Stored dataset items
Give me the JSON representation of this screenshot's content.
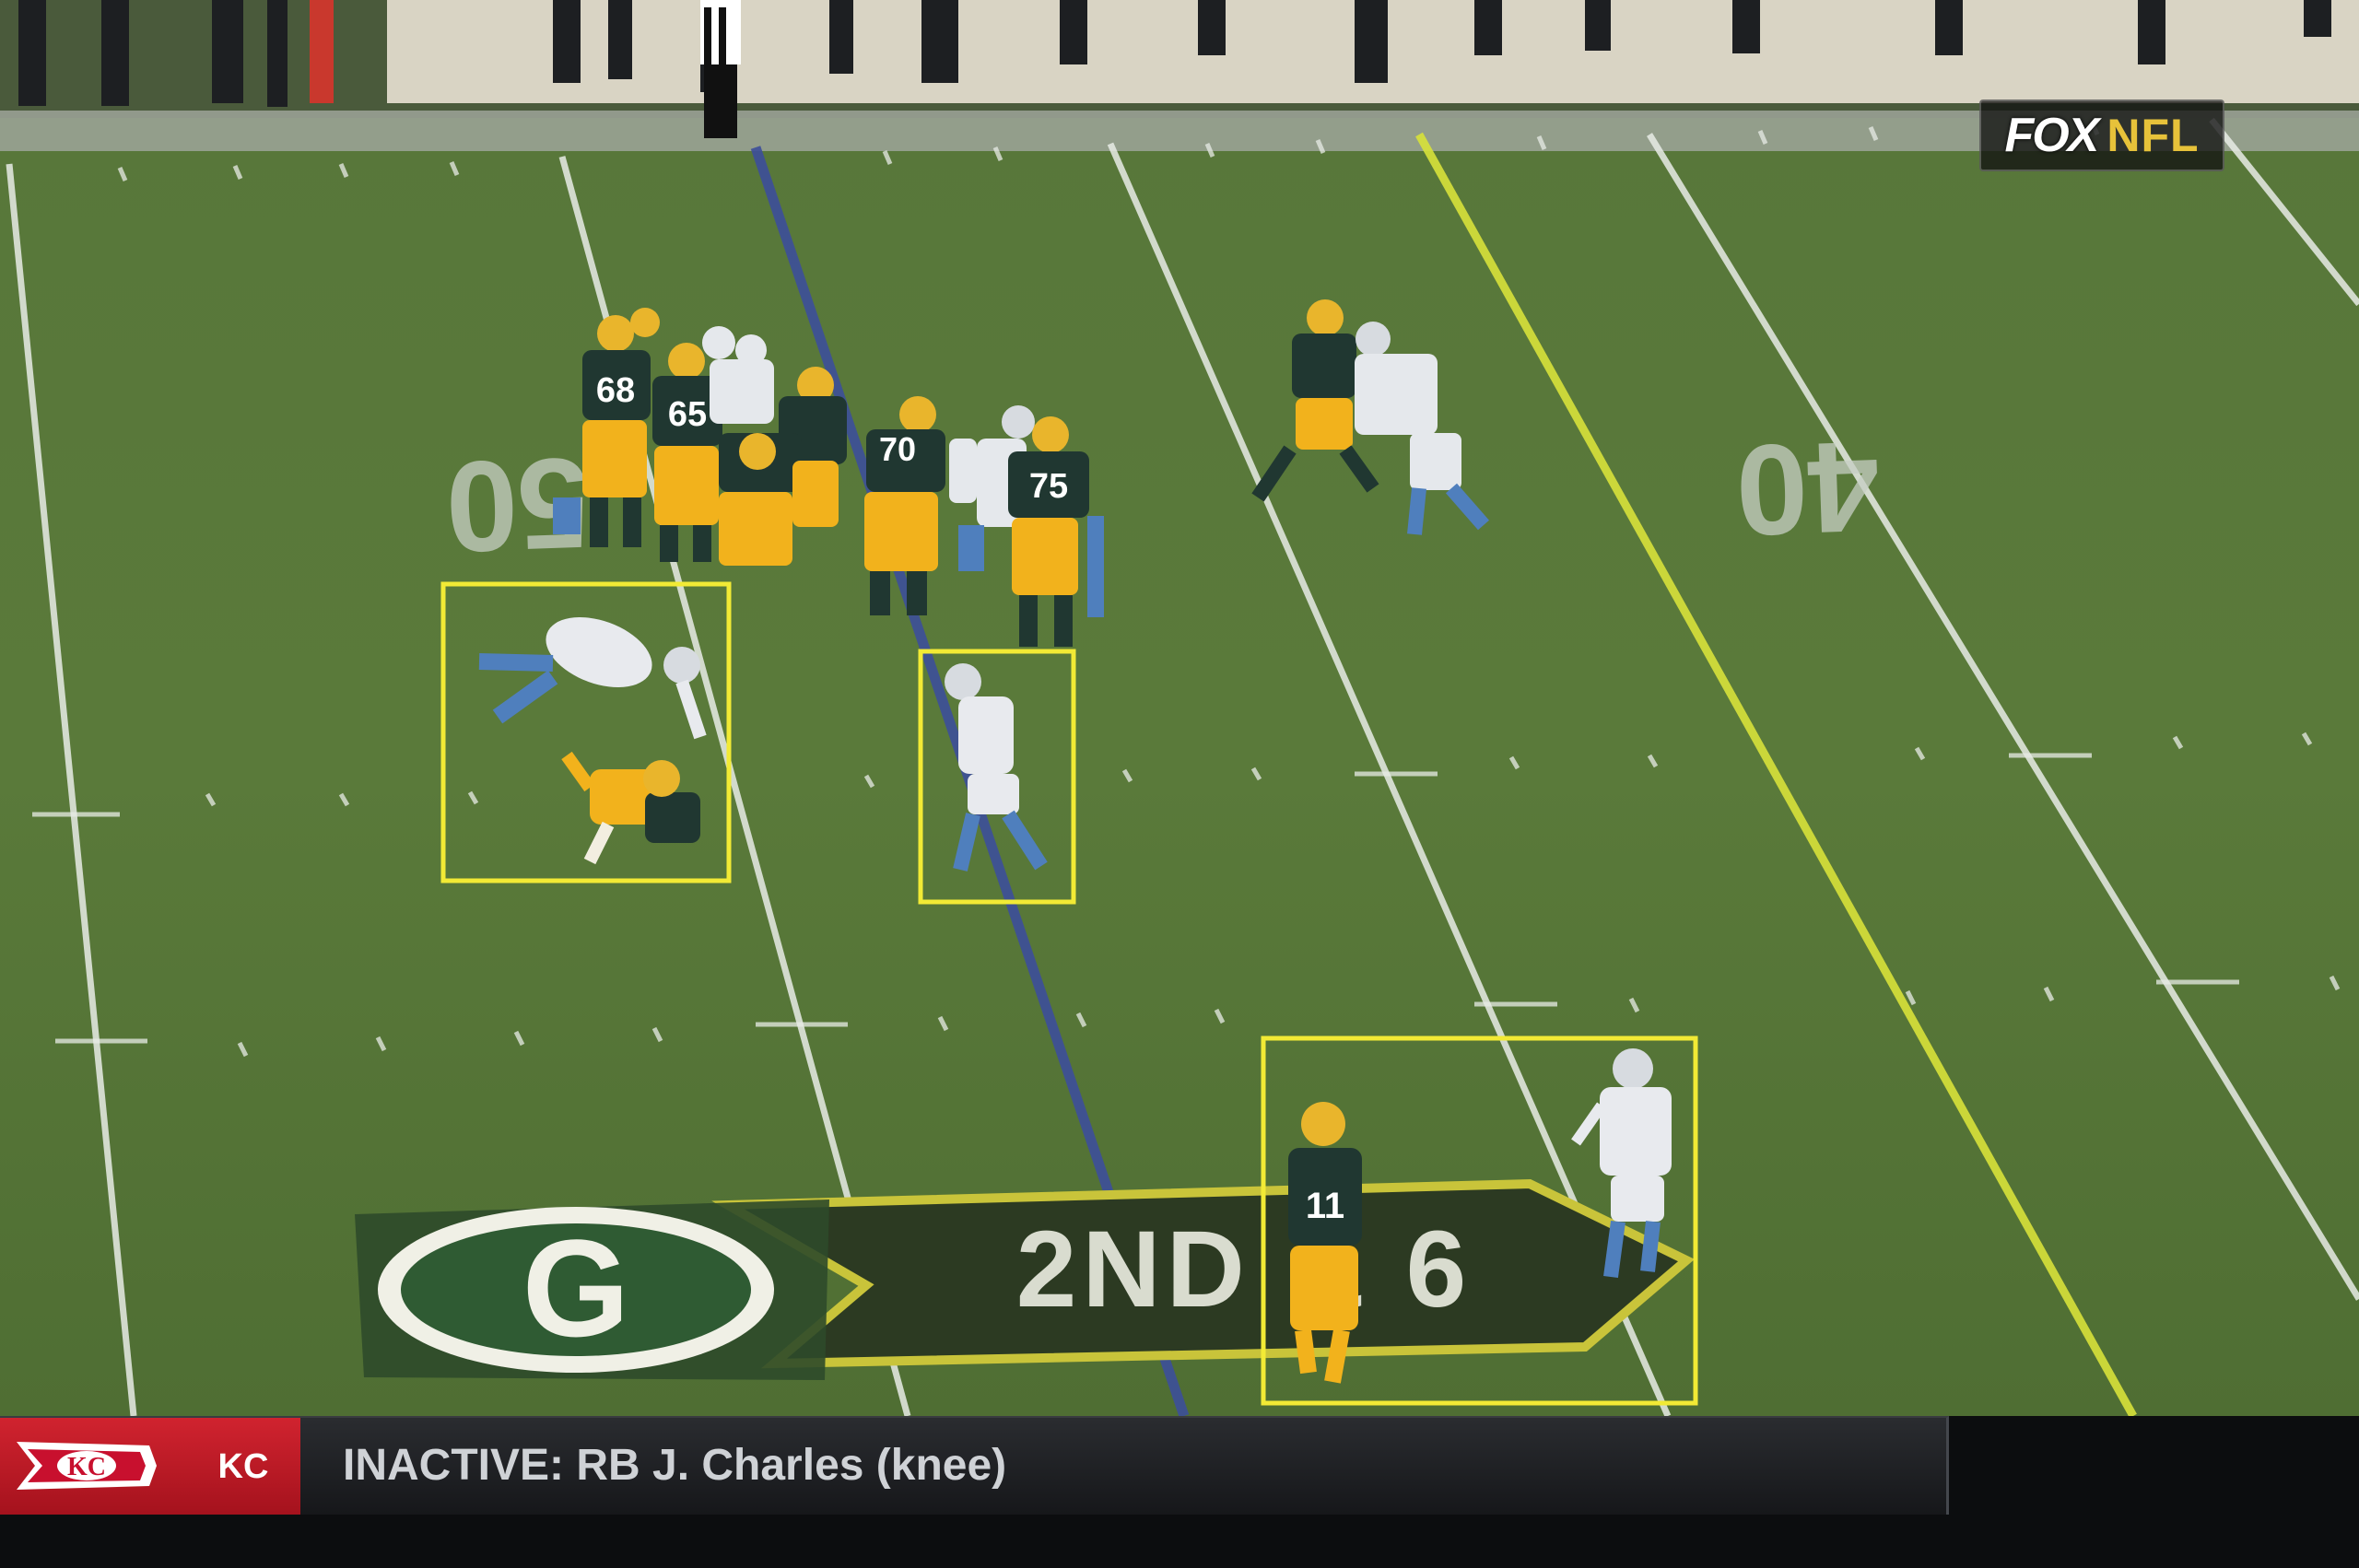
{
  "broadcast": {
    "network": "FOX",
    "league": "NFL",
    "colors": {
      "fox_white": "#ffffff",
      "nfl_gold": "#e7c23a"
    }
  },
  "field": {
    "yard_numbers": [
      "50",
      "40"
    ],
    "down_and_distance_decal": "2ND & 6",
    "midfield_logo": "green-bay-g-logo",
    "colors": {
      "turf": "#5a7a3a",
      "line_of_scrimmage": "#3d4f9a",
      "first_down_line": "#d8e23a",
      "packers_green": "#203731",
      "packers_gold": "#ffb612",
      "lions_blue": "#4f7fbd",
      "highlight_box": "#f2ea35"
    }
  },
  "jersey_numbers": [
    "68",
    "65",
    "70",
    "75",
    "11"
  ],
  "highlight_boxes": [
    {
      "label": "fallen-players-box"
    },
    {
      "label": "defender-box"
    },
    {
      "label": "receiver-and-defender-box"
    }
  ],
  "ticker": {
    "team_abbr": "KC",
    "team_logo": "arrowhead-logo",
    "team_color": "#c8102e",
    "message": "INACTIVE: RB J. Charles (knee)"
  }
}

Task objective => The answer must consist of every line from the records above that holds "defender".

Task result =>
      "label": "defender-box"
      "label": "receiver-and-defender-box"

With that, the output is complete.